Who is he?
Does he rue the day
when he picked up the phone, dialed the number, waited a ring
or two -- and then quickly hung up. He called later that same
day, this time getting a voice, and in panic hung up again. He
had stuff to tell a reporter about how the Bush administration
was distorting intelligence about Iraq, but he worried: Could
the reporter protect his identity?
This person of my
fervid imagination surely exists. In this country's vast intelligence
bureaucracy, there had to be more than one person who knew the
data was being cherry-picked, that conclusions were reached ahead
of the facts, that the politically dexterous were being praised
and the honestly skeptical were being ignored. But they kept their
mouths shut and if they reached for anything, it was for the next
file, not the phone.
In the latest
issue of Foreign Affairs, Paul R. Pillar, the CIA's top
guy for the Middle East during the run-up to the war in Iraq,
speaks from retirement to show how the Bush administration selectively
used intelligence. Among other things, the consensus at the CIA
was that there was no link between Saddam Hussein and al Qaeda.
And while the spooks of Langley more or less concurred that Saddam
had weapons of mass destruction, they also thought his nuclear
program was years away from fruition. In short, there was no urgent
reason to go to war.
I wish I had known
that. I wish, also, that I had known that the CIA had sent about
30 Iraqi emigres back to their homeland in the months before the
war to ask close friends and relatives about Saddam's WMD programs.
The emigres interviewed weapons scientists. They learned that
the WMD programs had been abandoned. I know this now from James
Risen's book, ``State of War.'' I wish I had known it when it
has a right to its secrets. But the government does not have a
right to use its secrets to construct a false case for war. That,
though, is precisely what the Bush administration did. And now,
the administration is pursuing a policy of chasing down leaks
by chasing down the reporters who get those leaks. The most famous
of these cases involved Judith Miller of The New York Times
-- and leftist critics of the war mindlessly cheered on the special
prosecutor, thinking (if that's the right word) that his investigation
would somehow bring down the administration. All it did was bring
government is looking into other leaks to the Times,
as well as to The Washington Post. This time, it's conservatives
who are cheering. Who told the Times about those NSA
intercepts? Who told the Post about secret CIA prisons?
Why is it that the administration can leak classified stuff --
Dick Cheney's former aide, ``Scooter" Libby, now confirms
this was the practice -- and yet the critics cannot? What's secret?

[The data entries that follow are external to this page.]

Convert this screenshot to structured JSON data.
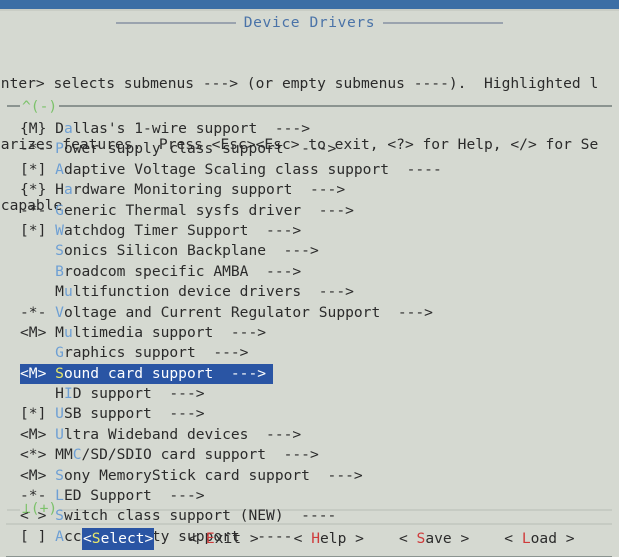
{
  "window": {
    "accent_color": "#3b6ea5",
    "background_color": "#d5d9d1",
    "title": "Device Drivers"
  },
  "help": {
    "lines": [
      "Enter> selects submenus ---> (or empty submenus ----).  Highlighted l",
      "larizes features.  Press <Esc><Esc> to exit, <?> for Help, </> for Se",
      " capable"
    ]
  },
  "list": {
    "scroll_up_marker": "^(-)",
    "scroll_down_marker": "⊥(+)",
    "items": [
      {
        "marker": "{M}",
        "pre": "D",
        "hotkey": "a",
        "post": "llas's 1-wire support  --->"
      },
      {
        "marker": "-*-",
        "pre": "",
        "hotkey": "P",
        "post": "ower supply class support  --->"
      },
      {
        "marker": "[*]",
        "pre": "",
        "hotkey": "A",
        "post": "daptive Voltage Scaling class support  ----"
      },
      {
        "marker": "{*}",
        "pre": "H",
        "hotkey": "a",
        "post": "rdware Monitoring support  --->"
      },
      {
        "marker": "-*-",
        "pre": "",
        "hotkey": "G",
        "post": "eneric Thermal sysfs driver  --->"
      },
      {
        "marker": "[*]",
        "pre": "",
        "hotkey": "W",
        "post": "atchdog Timer Support  --->"
      },
      {
        "marker": "   ",
        "pre": "",
        "hotkey": "S",
        "post": "onics Silicon Backplane  --->"
      },
      {
        "marker": "   ",
        "pre": "",
        "hotkey": "B",
        "post": "roadcom specific AMBA  --->"
      },
      {
        "marker": "   ",
        "pre": "M",
        "hotkey": "u",
        "post": "ltifunction device drivers  --->"
      },
      {
        "marker": "-*-",
        "pre": "",
        "hotkey": "V",
        "post": "oltage and Current Regulator Support  --->"
      },
      {
        "marker": "<M>",
        "pre": "M",
        "hotkey": "u",
        "post": "ltimedia support  --->"
      },
      {
        "marker": "   ",
        "pre": "",
        "hotkey": "G",
        "post": "raphics support  --->"
      },
      {
        "marker": "<M>",
        "pre": "",
        "hotkey": "S",
        "post": "ound card support  --->",
        "selected": true
      },
      {
        "marker": "   ",
        "pre": "H",
        "hotkey": "I",
        "post": "D support  --->"
      },
      {
        "marker": "[*]",
        "pre": "",
        "hotkey": "U",
        "post": "SB support  --->"
      },
      {
        "marker": "<M>",
        "pre": "",
        "hotkey": "U",
        "post": "ltra Wideband devices  --->"
      },
      {
        "marker": "<*>",
        "pre": "MM",
        "hotkey": "C",
        "post": "/SD/SDIO card support  --->"
      },
      {
        "marker": "<M>",
        "pre": "",
        "hotkey": "S",
        "post": "ony MemoryStick card support  --->"
      },
      {
        "marker": "-*-",
        "pre": "",
        "hotkey": "L",
        "post": "ED Support  --->"
      },
      {
        "marker": "< >",
        "pre": "",
        "hotkey": "S",
        "post": "witch class support (NEW)  ----"
      },
      {
        "marker": "[ ]",
        "pre": "",
        "hotkey": "A",
        "post": "ccessibility support  ----"
      }
    ]
  },
  "buttons": [
    {
      "left": "<",
      "pre": "",
      "hotkey": "S",
      "post": "elect>",
      "active": true
    },
    {
      "left": "< ",
      "pre": "",
      "hotkey": "E",
      "post": "xit >",
      "active": false
    },
    {
      "left": "< ",
      "pre": "",
      "hotkey": "H",
      "post": "elp >",
      "active": false
    },
    {
      "left": "< ",
      "pre": "",
      "hotkey": "S",
      "post": "ave >",
      "active": false
    },
    {
      "left": "< ",
      "pre": "",
      "hotkey": "L",
      "post": "oad >",
      "active": false
    }
  ]
}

Just what embarrasses?
It used to be that
the government went to some pains to avoid asking a journalist
about his sources. No more. Now it's the first stop in an investigation,
a short cut. The result can only be a further sense of intimidation
-- a message to potential sources that they had better keep their
mouths shut. Depending on what they have to say, they will get
no support from the public. The anonymous source, so essential
to the workings of our wonderfully chaotic democracy, has now
taken on the odor of the snitch. Conservatives and liberals can
now agree on one thing: a press that does not tell them what they
want to hear is not deserving of support.
the White House got Congress and the public to support the war
in Iraq was by monopolizing information. Cheney talked of Iraq's
``reconstituted'' nuclear weapons program. Condi Rice opened her
mouth and a ``mushroom cloud'' came out. Such nonsense largely
went unrebutted. The contrary facts -- no, the real facts
-- were known, but the knowers were mute. In his Foreign Affairs
article, Pillar mentions ``varying degrees of private
protest'' (my emphasis) by CIA analysts and others to the administration's
manipulation of intelligence, but this was clearly not enough.
What was needed - what was urgently required -- was a public
protest: a leak.
On ``Meet the Press''
recently, Pillar's article was a topic and Chairman Peter Hoekstra,
R-Mich., of the House Intelligence Committee asked, ``Where was
he before we went to war?'' Good question, but a better one is,
``What was he doing before the war?''
Maybe picking up
the phone and putting it down.
2006, Washington Post Writers Group